Total Truth: Liberating Christianity from Its Cultural Captivity (Study Guide Edition) by Nancy R. Pearcey is an extremely helpful book on constructing a Christian worldview. Pearcey (building on a previous book co-authored with Chuck Colson, How Now Shall We Live?, which I haven't read yet) lays in the groundwork of a Christian worldview (creation, fall redemption) and shows how this counters other worldviews (e.g. Darwinian naturalism, Marxism, etc.). She also shows how got to where we are as a culture with our dualistic tendency to divide sacred and secular and how this has shoved Christian thinking out of public discourse and into the private realm of values. Pearcey traces this all the way back to Platonic dualism and up through Aquinas's Aristotelian method of theology with its nature-grace distinctions (this was quite helpful to me, giving me a better handle on Thomsim than I've had before) into the way the Evangelical awakenings of the 18th and 19th centuries set us up for anti-intellectualism in the contemporary church. This is simply a fascinating read! Pearcey was a student of Frances Schaeffer and writes with stunning clarity and an easy prose. I really like this book and look forward to reading the prequel soon!

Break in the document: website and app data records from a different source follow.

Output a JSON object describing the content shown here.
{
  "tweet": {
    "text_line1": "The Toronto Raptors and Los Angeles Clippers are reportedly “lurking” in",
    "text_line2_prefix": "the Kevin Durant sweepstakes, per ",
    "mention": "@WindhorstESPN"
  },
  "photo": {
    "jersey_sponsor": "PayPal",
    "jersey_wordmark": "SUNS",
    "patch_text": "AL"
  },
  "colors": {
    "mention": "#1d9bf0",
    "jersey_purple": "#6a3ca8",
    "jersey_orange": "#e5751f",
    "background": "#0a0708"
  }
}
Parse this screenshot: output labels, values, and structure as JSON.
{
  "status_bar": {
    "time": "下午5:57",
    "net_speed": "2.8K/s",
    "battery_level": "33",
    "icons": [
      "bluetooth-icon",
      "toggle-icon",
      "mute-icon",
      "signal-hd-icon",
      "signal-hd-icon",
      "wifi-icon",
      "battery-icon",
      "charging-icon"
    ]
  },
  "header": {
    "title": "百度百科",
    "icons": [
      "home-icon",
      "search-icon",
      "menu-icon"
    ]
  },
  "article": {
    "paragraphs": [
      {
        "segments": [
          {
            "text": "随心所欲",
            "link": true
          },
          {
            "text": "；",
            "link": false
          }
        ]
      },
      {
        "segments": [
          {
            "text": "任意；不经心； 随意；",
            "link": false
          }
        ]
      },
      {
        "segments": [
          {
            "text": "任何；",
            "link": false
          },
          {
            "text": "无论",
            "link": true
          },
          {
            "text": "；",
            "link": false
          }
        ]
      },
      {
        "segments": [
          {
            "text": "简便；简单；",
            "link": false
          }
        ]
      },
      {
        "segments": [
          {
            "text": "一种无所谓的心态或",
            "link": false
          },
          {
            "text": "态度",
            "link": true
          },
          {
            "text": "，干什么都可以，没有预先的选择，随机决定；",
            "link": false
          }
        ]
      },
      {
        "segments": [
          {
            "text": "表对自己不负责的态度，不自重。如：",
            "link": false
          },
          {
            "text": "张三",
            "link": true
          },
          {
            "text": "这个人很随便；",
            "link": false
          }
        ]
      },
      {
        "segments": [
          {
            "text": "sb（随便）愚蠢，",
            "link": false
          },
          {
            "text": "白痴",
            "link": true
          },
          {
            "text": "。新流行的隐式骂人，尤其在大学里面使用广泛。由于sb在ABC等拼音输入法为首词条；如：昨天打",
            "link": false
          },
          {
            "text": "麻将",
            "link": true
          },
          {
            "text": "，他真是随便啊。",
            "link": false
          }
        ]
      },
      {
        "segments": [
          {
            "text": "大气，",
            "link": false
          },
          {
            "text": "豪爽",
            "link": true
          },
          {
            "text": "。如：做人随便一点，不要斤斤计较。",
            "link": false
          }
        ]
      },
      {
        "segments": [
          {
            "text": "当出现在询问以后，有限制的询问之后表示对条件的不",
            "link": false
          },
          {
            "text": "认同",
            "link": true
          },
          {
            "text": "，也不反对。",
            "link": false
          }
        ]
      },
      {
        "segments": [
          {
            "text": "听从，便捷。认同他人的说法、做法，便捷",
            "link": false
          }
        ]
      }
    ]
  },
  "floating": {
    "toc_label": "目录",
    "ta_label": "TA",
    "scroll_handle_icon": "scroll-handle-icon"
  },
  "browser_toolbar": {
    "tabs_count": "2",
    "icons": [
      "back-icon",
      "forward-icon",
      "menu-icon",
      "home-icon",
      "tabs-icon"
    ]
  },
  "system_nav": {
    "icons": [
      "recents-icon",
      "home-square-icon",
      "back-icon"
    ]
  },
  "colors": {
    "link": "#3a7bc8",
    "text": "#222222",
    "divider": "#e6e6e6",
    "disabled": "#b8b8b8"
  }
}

The Reason for God: Belief in an Age of Skepticism by Tim Keller came in the mail Friday afternoon and I devoured it by Saturday afternoon! This may have been the book I was most eager to read in 2008 and it wasn't a disappointment. Keller's book is written for both believers and skeptics and addresses the seven most common objections people have to Christiantiy: (1) There can’t be just one true religion; (2) How could a good God allow suffering?; (3) Christianity is a straitjacket; (4) The church is responsible for so much injustice; (5) How can a loving God send people to hell?; (6) Science has disproved Christianity; (7) You can’t take the Bible literally. Then Keller builds a case for the plausibility of Christiantiy in seven chapters. This book is so good, it could become the Mere Christianity of the twenty-first century. Here's what I like about Keller. He speaks the language and understands the mind-set of postmoderns, because he has worked with them, witnessed to them, and pastored them for nearly twenty years in Manhattan. But he is orthodox in his theology, not shying away from the exclusive claims of Christ, the substitutionary nature of the atonement, or the eternality of hell. He is also a gifted communicator, drawing from an amazing breadth of philosophy, literature and pop culture. This one's a keeper. I'll read it again and hope lots of others will read it too.
I'm still working on The Gospel in a Pluralist Society by Lesslie Newbigin. Perhaps the main virtue of the book is that it comes from a man who broke new ground in missional thinking for churches in the West. I like Newbigin's style. He reads a lot like Martyn Lloyd-Jones. But Newbigin is definitely further left on certain issues than I am, so I could not recommend him without qualification.
Confessions of a Reformission Rev.: Hard Lessons from an Emerging Missional Church by Mark Driscoll is a fun read (so far, I'm about 2/3 through) from a cutting-edge practioner and leader in the missional church movement. This is Driscoll's second full-length book and it traces the story of the planting and growth of Mars Hill in Seattle. There is not a lot of original thinking from Driscoll on the philosophical level. But there are loads of practical insights to be drawn from Driscoll's trial and error "confessions." Warning: Driscoll is edgy, even offensive sometimes. Some readers won't like his sarcasm and sometimes irreverent humor. But his heart comes through and after reading about Driscoll's experiences, my respect for him is even higher than before.
I have only dipped into Telling the Truth: Evangelizing Postmoderns, edited by D. A. Carson, but what I've read is excellent! This is a collection of essays that originated in a conference on evangelism hosted by Trinity Evangelical Divinity School, InterVarsity Christian Fellowship, Campus Crusade, the Navigators, and others in 1998. Contributors include Ravi Zacharias, Phillip Jensen (author of Two Ways to Live), Ajith Fernando, Mark Dever, James Sire, and many, many others. Topics range from "An Ancient Message, through Modern Means, to a Postmodern Mind" and "Communicating Sin in a Postmodern World" to "The Lifestyle of the Great Commission" and "Authentic Church-Based Evangelism in a Relational Age." There are twenty-eight chapters in all, divided into eight parts. The main reason I bought the book was to get Carson's chapter on Acts 17, "Athens Revisited." That chapter alone was worth the price of the book, but there is much more to gold to mine from these pages.